Methods: The da Vinci Surgical System was utilized in four cadaver heads by the neurosurgeons familiar with the posterior fourth ventricle approach, mainly the telovelar. The procedure was conducted step by step on the cadaveric specimens using the da Vinci Surgical System and results were observed.
Results: The main advantage of the system to be found was that the approach could be conducted with the patient in prone position, opposing to the more commonly used sitting position. The system provided great illumination and 3d perception at the comfort of the console.
Conclusions: The findings suggest that fourth ventricle robotic surgery, with the da Vinci robot system, holds great potential for resection of tumors of this region, due to providing the surgeons with a more comfortable working position. Another advantage of this technique is the lowered risk of air embolism of the sitting position. Further instrument development is necessary however for increased haptic feedback and possibly more tools suited to neurosurgery mainly the drills.
Patient Care: Improvements on both the da Vinci system and investigation of the possible implementation on the neurosurgical approaches opens up new opportunities.
Learning Objectives: The study investigates the introduction of the robotic systems into neurosurgery. Both the approaches suitable for the system and the system's limitations and possible improvements are investigated. The participants will be able to 1) Learn how the system can be implemented in the fourth ventricle approach 2) Able to investigate possible varieties of the approach 3) Learn more about the system's limitations.
References: 1. Lee, John YK, et al. "Transoral robotic surgery of craniocervical junction and atlantoaxial spine: a cadaveric study." Journal of Neurosurgery: Spine 12.1 (2010): 13-18.

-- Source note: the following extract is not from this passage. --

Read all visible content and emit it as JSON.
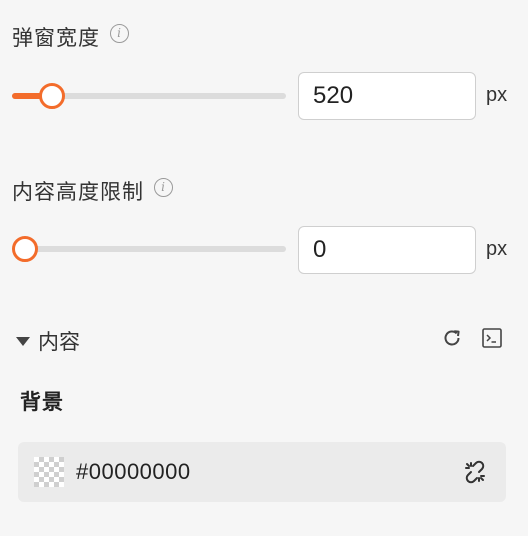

2. Marcus, Hani J., et al. "da Vinci robot-assisted keyhole neurosurgery: a cadaver study on feasibility and safety." Neurosurgical review 38.2 (2015): 367-371.